The pharmaceutical compositions according to the invention may also contain other adjuvants such as flavorings, colorings, antimicrobial agents, or preservatives.
It will be further appreciated that the amount of a nicotine metabolite or combination of nicotine metabolites, or their active salts or derivative thereof, required for use in treatment will vary not only with the particular salt selected but also with the route of administration, the nature of the condition being treated and the age and condition of the patient and will be ultimately at the discretion of the attending physician or clinician.
In general, however, a suitable dose will be in the range of from about 1 to about 100 mg/kg, e.g., from about 10 to about 75 mg/kg of body weight per day, such as 3 to about 50 mg per kilogram body weight of the recipient per day, preferably in the range of 6 to 90 mg/kg/day, most preferably in the range of 15 to 60 mg/kg/day, calculated as the nicotine metabolite in the free base form.
Also in accordance with the present invention, a preferred gum may be made by reducing the amount of nicotine to half that described alone in connection with the figures and instructing the person quitting smoking to take twice as many nicotine containing gum tablets so that the nicotine dosage is the same.
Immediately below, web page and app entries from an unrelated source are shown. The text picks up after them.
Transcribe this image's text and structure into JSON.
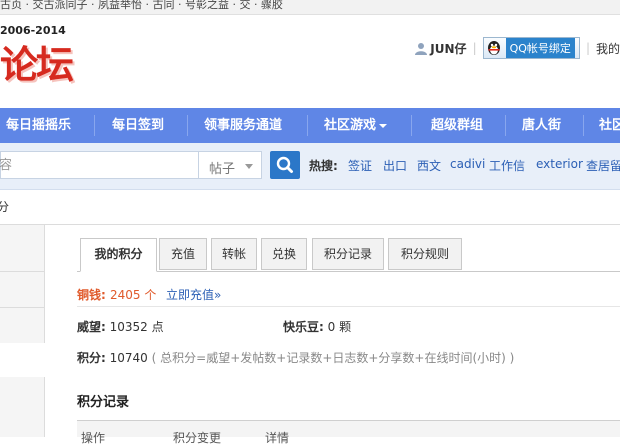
{
  "top_strip": {
    "text": "古页 · 交古派同子 · 夙益举怡 · 古同 · 号彰之益 · 交 · 骤胶"
  },
  "logo": {
    "years": "2006-2014",
    "text": "论坛"
  },
  "user": {
    "name": "JUN仔",
    "qq_bind_label": "QQ帐号绑定",
    "my_link": "我的"
  },
  "nav": {
    "items": [
      "每日摇摇乐",
      "每日签到",
      "领事服务通道",
      "社区游戏",
      "超级群组",
      "唐人街",
      "社区"
    ]
  },
  "search": {
    "placeholder_fragment": "容",
    "type_label": "帖子",
    "hot_label": "热搜:",
    "hot_terms": [
      "签证",
      "出口",
      "西文",
      "cadivi",
      "工作信",
      "exterior",
      "查居留"
    ]
  },
  "breadcrumb": {
    "fragment": "分"
  },
  "tabs": [
    "我的积分",
    "充值",
    "转帐",
    "兑换",
    "积分记录",
    "积分规则"
  ],
  "credits": {
    "copper_label": "铜钱:",
    "copper_value": "2405 个",
    "topup_link": "立即充值»",
    "prestige_label": "威望:",
    "prestige_value": "10352 点",
    "happy_bean_label": "快乐豆:",
    "happy_bean_value": "0 颗",
    "total_label": "积分:",
    "total_value": "10740",
    "total_formula": "( 总积分=威望+发帖数+记录数+日志数+分享数+在线时间(小时) )"
  },
  "record": {
    "title": "积分记录",
    "columns": [
      "操作",
      "积分变更",
      "详情"
    ]
  },
  "colors": {
    "nav_bg": "#5f86e6",
    "copper": "#e05a2b",
    "link": "#2b5fb5",
    "search_button": "#2b77c8"
  }
}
In accordance with the present invention, it is contemplated that the xylitol and nicotine dosages outlined above for chewing gum pieces may be delivered using another vehicle, such as a packet of the xylitol laced with the above described dosages of nicotine. In addition, the nicotine free gum with xylitol and no nicotine may also be replaced by a packet of the xylitol. Such packets, containing xylitol and nicotine in one instance, and xylitol only in the other instance, may include additional inert materials to increase their volume, as required, or may simply be pure. Generally, in accordance with the invention, such packets may be substituted for the analogous gum pieces described above, and used with the same frequency and strength described above. It is anticipated in accordance with the present invention that dosages of xylitol and nicotine may be taken by the patient by direct ingestion of the contents of a packet. It is also contemplated in accordance with the invention that the packet of the xylitol and nicotine, as well as the packets of xylitol without nicotine to be used as a means for controlling tooth decay and dealing with oral urges, may be used as xylitol sweetener, the packet being opened and emptied into coffee, tea, milk, chocolate milk, lemonade or other suitable carrier.
While some illustrative embodiments of the invention have been described above, it is, of course, understood that various modifications will be apparent to those of ordinary skill in the art. Such modifications are within the spirit and scope of the invention, which is limited and defined only by the appended claims.